• [Task description] A verbatim restatement of the data, free of pictures, is what you should output.

• [Given data]
__________
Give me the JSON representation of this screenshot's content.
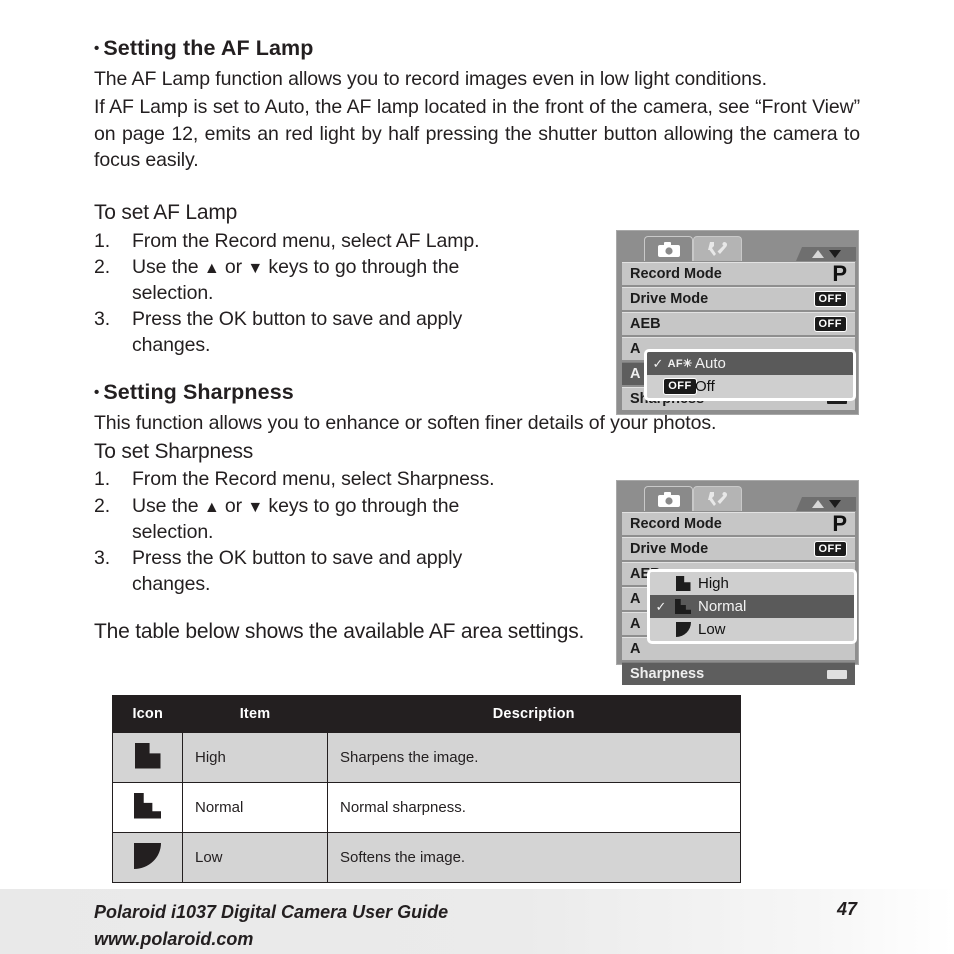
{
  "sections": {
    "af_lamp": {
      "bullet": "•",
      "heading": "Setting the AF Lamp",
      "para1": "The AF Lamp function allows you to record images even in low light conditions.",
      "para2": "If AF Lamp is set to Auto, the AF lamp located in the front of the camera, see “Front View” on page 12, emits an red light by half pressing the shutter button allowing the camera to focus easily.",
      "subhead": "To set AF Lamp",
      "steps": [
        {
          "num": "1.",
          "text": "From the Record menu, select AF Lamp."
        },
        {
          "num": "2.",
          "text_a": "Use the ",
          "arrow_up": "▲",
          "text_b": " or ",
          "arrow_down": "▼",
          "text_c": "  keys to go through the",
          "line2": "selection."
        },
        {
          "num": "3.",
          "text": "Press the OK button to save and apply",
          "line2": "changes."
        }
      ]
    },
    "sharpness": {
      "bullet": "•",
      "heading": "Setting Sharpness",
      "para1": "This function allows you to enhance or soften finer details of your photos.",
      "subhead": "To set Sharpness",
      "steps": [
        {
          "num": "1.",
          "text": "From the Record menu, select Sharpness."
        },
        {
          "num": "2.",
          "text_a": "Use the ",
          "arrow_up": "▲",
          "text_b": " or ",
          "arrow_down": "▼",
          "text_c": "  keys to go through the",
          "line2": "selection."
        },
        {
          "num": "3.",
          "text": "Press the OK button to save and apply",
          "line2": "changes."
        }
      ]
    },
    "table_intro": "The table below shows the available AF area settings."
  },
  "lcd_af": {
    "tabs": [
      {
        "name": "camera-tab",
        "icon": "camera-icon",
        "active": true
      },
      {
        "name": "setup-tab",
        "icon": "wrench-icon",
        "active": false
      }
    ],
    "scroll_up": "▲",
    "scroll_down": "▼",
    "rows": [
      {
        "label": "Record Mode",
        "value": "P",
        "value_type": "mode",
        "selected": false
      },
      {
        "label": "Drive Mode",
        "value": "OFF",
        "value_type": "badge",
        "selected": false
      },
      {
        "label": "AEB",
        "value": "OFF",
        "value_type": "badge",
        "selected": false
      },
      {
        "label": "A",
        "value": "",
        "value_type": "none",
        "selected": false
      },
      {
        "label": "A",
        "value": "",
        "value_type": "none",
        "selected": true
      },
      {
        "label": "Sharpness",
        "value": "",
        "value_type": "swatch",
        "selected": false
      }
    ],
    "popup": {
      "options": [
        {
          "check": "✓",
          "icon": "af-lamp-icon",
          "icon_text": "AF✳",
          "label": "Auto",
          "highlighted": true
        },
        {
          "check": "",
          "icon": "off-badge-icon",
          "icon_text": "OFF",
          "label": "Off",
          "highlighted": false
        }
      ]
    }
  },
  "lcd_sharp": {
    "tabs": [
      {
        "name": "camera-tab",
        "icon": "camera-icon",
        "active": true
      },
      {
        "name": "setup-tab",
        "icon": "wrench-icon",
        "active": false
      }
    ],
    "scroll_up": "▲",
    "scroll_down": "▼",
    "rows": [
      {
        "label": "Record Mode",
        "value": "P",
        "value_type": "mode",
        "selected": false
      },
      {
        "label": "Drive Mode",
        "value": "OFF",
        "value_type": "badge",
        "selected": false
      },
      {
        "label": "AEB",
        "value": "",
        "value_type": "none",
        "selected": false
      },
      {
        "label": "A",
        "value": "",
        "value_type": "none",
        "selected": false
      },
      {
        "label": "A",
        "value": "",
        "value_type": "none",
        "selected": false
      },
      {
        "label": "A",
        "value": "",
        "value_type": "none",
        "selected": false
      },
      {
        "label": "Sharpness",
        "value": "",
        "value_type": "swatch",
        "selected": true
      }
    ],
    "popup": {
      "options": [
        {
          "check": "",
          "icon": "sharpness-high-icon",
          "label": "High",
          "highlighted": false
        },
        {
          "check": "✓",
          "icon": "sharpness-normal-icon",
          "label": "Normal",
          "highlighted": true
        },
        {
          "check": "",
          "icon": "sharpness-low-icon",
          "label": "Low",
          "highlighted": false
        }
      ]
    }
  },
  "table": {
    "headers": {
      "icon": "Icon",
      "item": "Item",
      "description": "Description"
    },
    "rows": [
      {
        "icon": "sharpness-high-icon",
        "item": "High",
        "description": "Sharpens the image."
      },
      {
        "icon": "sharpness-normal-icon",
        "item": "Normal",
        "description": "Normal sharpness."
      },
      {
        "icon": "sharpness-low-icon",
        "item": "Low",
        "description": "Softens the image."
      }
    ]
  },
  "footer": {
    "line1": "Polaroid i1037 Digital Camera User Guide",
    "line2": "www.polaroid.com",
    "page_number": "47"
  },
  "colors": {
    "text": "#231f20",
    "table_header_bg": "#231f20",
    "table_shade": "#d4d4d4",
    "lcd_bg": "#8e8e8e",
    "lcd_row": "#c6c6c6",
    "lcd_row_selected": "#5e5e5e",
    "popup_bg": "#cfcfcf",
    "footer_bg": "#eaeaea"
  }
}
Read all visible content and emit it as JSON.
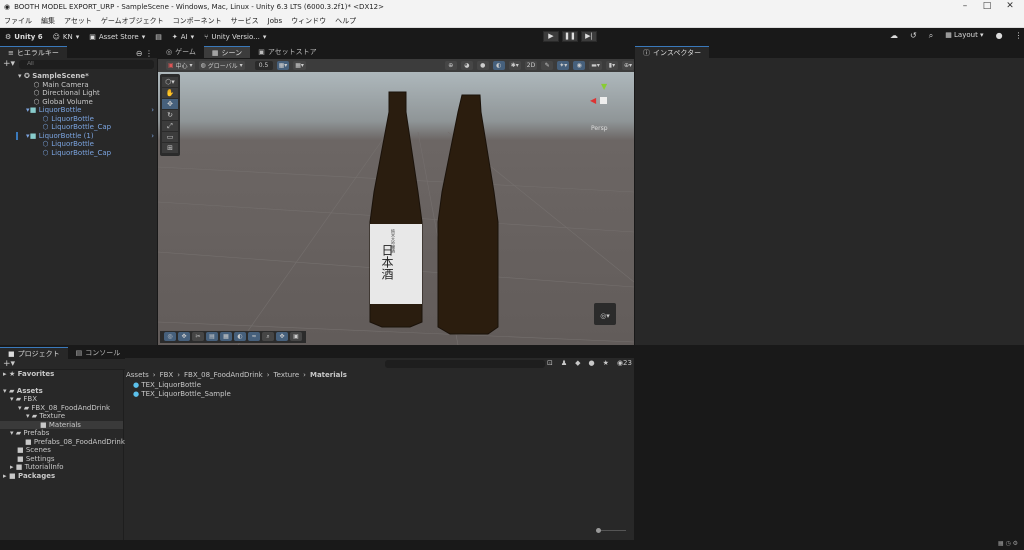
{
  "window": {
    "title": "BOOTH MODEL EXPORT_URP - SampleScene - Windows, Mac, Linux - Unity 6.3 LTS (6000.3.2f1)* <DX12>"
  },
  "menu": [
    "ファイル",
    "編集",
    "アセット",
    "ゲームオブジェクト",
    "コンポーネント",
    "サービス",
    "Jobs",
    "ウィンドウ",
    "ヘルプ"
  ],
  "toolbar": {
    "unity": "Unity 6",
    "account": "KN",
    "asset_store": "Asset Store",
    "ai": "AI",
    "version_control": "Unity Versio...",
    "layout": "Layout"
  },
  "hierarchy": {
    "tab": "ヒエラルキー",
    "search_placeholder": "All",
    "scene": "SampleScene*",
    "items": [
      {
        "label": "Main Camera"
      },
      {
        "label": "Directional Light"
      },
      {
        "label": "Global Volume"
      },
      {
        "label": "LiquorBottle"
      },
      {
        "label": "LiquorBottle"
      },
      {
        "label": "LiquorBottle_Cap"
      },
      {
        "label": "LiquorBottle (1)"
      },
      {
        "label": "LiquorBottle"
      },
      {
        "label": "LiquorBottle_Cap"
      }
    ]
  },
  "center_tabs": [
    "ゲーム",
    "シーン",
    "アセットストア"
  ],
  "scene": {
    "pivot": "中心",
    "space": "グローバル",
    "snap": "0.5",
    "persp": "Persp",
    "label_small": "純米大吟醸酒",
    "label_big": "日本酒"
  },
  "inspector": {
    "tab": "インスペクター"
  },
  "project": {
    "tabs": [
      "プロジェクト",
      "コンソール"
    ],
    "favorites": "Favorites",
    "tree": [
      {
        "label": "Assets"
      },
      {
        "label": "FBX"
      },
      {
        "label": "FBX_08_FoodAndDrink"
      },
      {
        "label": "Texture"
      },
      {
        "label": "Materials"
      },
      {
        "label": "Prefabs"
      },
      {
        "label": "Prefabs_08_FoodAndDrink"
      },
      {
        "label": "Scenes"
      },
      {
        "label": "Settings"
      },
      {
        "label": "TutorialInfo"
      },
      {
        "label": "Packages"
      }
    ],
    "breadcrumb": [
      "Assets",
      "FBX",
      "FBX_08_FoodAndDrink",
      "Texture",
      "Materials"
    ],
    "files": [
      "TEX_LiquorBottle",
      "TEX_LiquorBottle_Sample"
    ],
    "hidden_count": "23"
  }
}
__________
• [Reply to the task]
Give me the JSON representation of this screenshot's content.
{
  "sections": {
    "af_lamp": {
      "bullet": "•",
      "heading": "Setting the AF Lamp",
      "para1": "The AF Lamp function allows you to record images even in low light conditions.",
      "para2": "If AF Lamp is set to Auto, the AF lamp located in the front of the camera, see “Front View” on page 12, emits an red light by half pressing the shutter button allowing the camera to focus easily.",
      "subhead": "To set AF Lamp",
      "steps": [
        {
          "num": "1.",
          "text": "From the Record menu, select AF Lamp."
        },
        {
          "num": "2.",
          "text_a": "Use the ",
          "arrow_up": "▲",
          "text_b": " or ",
          "arrow_down": "▼",
          "text_c": "  keys to go through the",
          "line2": "selection."
        },
        {
          "num": "3.",
          "text": "Press the OK button to save and apply",
          "line2": "changes."
        }
      ]
    },
    "sharpness": {
      "bullet": "•",
      "heading": "Setting Sharpness",
      "para1": "This function allows you to enhance or soften finer details of your photos.",
      "subhead": "To set Sharpness",
      "steps": [
        {
          "num": "1.",
          "text": "From the Record menu, select Sharpness."
        },
        {
          "num": "2.",
          "text_a": "Use the ",
          "arrow_up": "▲",
          "text_b": " or ",
          "arrow_down": "▼",
          "text_c": "  keys to go through the",
          "line2": "selection."
        },
        {
          "num": "3.",
          "text": "Press the OK button to save and apply",
          "line2": "changes."
        }
      ]
    },
    "table_intro": "The table below shows the available AF area settings."
  },
  "lcd_af": {
    "tabs": [
      {
        "name": "camera-tab",
        "icon": "camera-icon",
        "active": true
      },
      {
        "name": "setup-tab",
        "icon": "wrench-icon",
        "active": false
      }
    ],
    "scroll_up": "▲",
    "scroll_down": "▼",
    "rows": [
      {
        "label": "Record Mode",
        "value": "P",
        "value_type": "mode",
        "selected": false
      },
      {
        "label": "Drive Mode",
        "value": "OFF",
        "value_type": "badge",
        "selected": false
      },
      {
        "label": "AEB",
        "value": "OFF",
        "value_type": "badge",
        "selected": false
      },
      {
        "label": "A",
        "value": "",
        "value_type": "none",
        "selected": false
      },
      {
        "label": "A",
        "value": "",
        "value_type": "none",
        "selected": true
      },
      {
        "label": "Sharpness",
        "value": "",
        "value_type": "swatch",
        "selected": false
      }
    ],
    "popup": {
      "options": [
        {
          "check": "✓",
          "icon": "af-lamp-icon",
          "icon_text": "AF✳",
          "label": "Auto",
          "highlighted": true
        },
        {
          "check": "",
          "icon": "off-badge-icon",
          "icon_text": "OFF",
          "label": "Off",
          "highlighted": false
        }
      ]
    }
  },
  "lcd_sharp": {
    "tabs": [
      {
        "name": "camera-tab",
        "icon": "camera-icon",
        "active": true
      },
      {
        "name": "setup-tab",
        "icon": "wrench-icon",
        "active": false
      }
    ],
    "scroll_up": "▲",
    "scroll_down": "▼",
    "rows": [
      {
        "label": "Record Mode",
        "value": "P",
        "value_type": "mode",
        "selected": false
      },
      {
        "label": "Drive Mode",
        "value": "OFF",
        "value_type": "badge",
        "selected": false
      },
      {
        "label": "AEB",
        "value": "",
        "value_type": "none",
        "selected": false
      },
      {
        "label": "A",
        "value": "",
        "value_type": "none",
        "selected": false
      },
      {
        "label": "A",
        "value": "",
        "value_type": "none",
        "selected": false
      },
      {
        "label": "A",
        "value": "",
        "value_type": "none",
        "selected": false
      },
      {
        "label": "Sharpness",
        "value": "",
        "value_type": "swatch",
        "selected": true
      }
    ],
    "popup": {
      "options": [
        {
          "check": "",
          "icon": "sharpness-high-icon",
          "label": "High",
          "highlighted": false
        },
        {
          "check": "✓",
          "icon": "sharpness-normal-icon",
          "label": "Normal",
          "highlighted": true
        },
        {
          "check": "",
          "icon": "sharpness-low-icon",
          "label": "Low",
          "highlighted": false
        }
      ]
    }
  },
  "table": {
    "headers": {
      "icon": "Icon",
      "item": "Item",
      "description": "Description"
    },
    "rows": [
      {
        "icon": "sharpness-high-icon",
        "item": "High",
        "description": "Sharpens the image."
      },
      {
        "icon": "sharpness-normal-icon",
        "item": "Normal",
        "description": "Normal sharpness."
      },
      {
        "icon": "sharpness-low-icon",
        "item": "Low",
        "description": "Softens the image."
      }
    ]
  },
  "footer": {
    "line1": "Polaroid i1037 Digital Camera User Guide",
    "line2": "www.polaroid.com",
    "page_number": "47"
  },
  "colors": {
    "text": "#231f20",
    "table_header_bg": "#231f20",
    "table_shade": "#d4d4d4",
    "lcd_bg": "#8e8e8e",
    "lcd_row": "#c6c6c6",
    "lcd_row_selected": "#5e5e5e",
    "popup_bg": "#cfcfcf",
    "footer_bg": "#eaeaea"
  }
}
Read all visible content and emit it as JSON.
{
  "window": {
    "title": "BOOTH MODEL EXPORT_URP - SampleScene - Windows, Mac, Linux - Unity 6.3 LTS (6000.3.2f1)* <DX12>"
  },
  "menu": [
    "ファイル",
    "編集",
    "アセット",
    "ゲームオブジェクト",
    "コンポーネント",
    "サービス",
    "Jobs",
    "ウィンドウ",
    "ヘルプ"
  ],
  "toolbar": {
    "unity": "Unity 6",
    "account": "KN",
    "asset_store": "Asset Store",
    "ai": "AI",
    "version_control": "Unity Versio...",
    "layout": "Layout"
  },
  "hierarchy": {
    "tab": "ヒエラルキー",
    "search_placeholder": "All",
    "scene": "SampleScene*",
    "items": [
      {
        "label": "Main Camera"
      },
      {
        "label": "Directional Light"
      },
      {
        "label": "Global Volume"
      },
      {
        "label": "LiquorBottle"
      },
      {
        "label": "LiquorBottle"
      },
      {
        "label": "LiquorBottle_Cap"
      },
      {
        "label": "LiquorBottle (1)"
      },
      {
        "label": "LiquorBottle"
      },
      {
        "label": "LiquorBottle_Cap"
      }
    ]
  },
  "center_tabs": [
    "ゲーム",
    "シーン",
    "アセットストア"
  ],
  "scene": {
    "pivot": "中心",
    "space": "グローバル",
    "snap": "0.5",
    "persp": "Persp",
    "label_small": "純米大吟醸酒",
    "label_big": "日本酒"
  },
  "inspector": {
    "tab": "インスペクター"
  },
  "project": {
    "tabs": [
      "プロジェクト",
      "コンソール"
    ],
    "favorites": "Favorites",
    "tree": [
      {
        "label": "Assets"
      },
      {
        "label": "FBX"
      },
      {
        "label": "FBX_08_FoodAndDrink"
      },
      {
        "label": "Texture"
      },
      {
        "label": "Materials"
      },
      {
        "label": "Prefabs"
      },
      {
        "label": "Prefabs_08_FoodAndDrink"
      },
      {
        "label": "Scenes"
      },
      {
        "label": "Settings"
      },
      {
        "label": "TutorialInfo"
      },
      {
        "label": "Packages"
      }
    ],
    "breadcrumb": [
      "Assets",
      "FBX",
      "FBX_08_FoodAndDrink",
      "Texture",
      "Materials"
    ],
    "files": [
      "TEX_LiquorBottle",
      "TEX_LiquorBottle_Sample"
    ],
    "hidden_count": "23"
  }
}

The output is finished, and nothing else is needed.